English doctors reattach girl's leg, backwards

Amelia Eldred and mother Michelle Eldred.
Amelia Eldred and mother Michelle Eldred.
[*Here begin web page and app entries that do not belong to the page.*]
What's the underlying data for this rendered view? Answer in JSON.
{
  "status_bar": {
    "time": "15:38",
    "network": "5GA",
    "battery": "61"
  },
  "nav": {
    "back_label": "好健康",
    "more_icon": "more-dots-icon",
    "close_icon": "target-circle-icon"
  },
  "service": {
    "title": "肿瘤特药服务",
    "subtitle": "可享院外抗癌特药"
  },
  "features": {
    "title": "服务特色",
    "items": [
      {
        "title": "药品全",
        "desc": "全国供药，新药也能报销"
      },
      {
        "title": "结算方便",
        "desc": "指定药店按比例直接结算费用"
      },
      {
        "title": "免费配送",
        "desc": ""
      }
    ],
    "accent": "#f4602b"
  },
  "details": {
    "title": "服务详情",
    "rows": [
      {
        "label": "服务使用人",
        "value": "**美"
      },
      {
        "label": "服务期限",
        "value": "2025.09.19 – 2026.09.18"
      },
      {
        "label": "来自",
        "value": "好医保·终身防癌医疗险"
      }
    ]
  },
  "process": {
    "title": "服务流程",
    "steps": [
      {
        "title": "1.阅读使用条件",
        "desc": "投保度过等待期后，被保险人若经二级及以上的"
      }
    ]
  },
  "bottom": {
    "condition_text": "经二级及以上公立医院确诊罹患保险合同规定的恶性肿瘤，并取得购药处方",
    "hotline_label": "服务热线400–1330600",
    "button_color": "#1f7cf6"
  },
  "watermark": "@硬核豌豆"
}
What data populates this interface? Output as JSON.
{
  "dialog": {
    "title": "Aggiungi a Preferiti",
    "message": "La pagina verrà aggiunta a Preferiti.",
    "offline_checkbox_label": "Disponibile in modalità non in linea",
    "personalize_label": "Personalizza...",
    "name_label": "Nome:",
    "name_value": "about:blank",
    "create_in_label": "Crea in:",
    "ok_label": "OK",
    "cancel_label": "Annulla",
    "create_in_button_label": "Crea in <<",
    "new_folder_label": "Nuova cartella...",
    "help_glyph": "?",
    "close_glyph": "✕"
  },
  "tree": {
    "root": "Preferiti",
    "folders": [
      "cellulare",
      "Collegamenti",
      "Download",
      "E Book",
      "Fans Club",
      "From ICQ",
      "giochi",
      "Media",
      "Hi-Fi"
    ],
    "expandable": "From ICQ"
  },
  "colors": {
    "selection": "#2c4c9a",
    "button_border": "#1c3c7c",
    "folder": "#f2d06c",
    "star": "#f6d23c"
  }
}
Photo credit: LiveScience

Amelia Eldred was seven years old when she needed her leg amputated because of bone cancer. 

Having been a keen dancer and sportsperson Amelia and her family were concerned about her quality of life. 

Doctors suggested a radical procedure that allows children to have a more active lifestyle compared with other treatment options.

Amelia underwent a rotationplasty, where doctors removed the middle part of her leg then reattached the lower part of her leg only backwards.

Her ankle now acts as her knee joint. 

While the surgery may sound and look unorthodox, Amelia's mother, Michelle Eldred, told the BBC she will be able to continue dancing and playing sports "straight away"

"It was the best option for us.'

A rotationplasty is a rare procedure used to treat bone tumours that occur near the knee. 

Amelia was diagnosed with osteosarcoma, the most common bone cancer in children. 

The cancer caused an aggressive tumour in her left thigh bone.

With her reversed ankle acting as her knee joint, she will have a prosthetic for the lower half of her leg. 

Dr Joel Mayerson, an orthopaedic oncologist, told LiveScience, a below the knee amputation requires 20 percent more energy to move around from a patient.

It is preferable to an above the knee amputation, which requires 70 percent more energy of the patient. 

Dr Mayerson said, "This is a good alternative to allow them to be very functional with modern prosthesis use."

Newshub.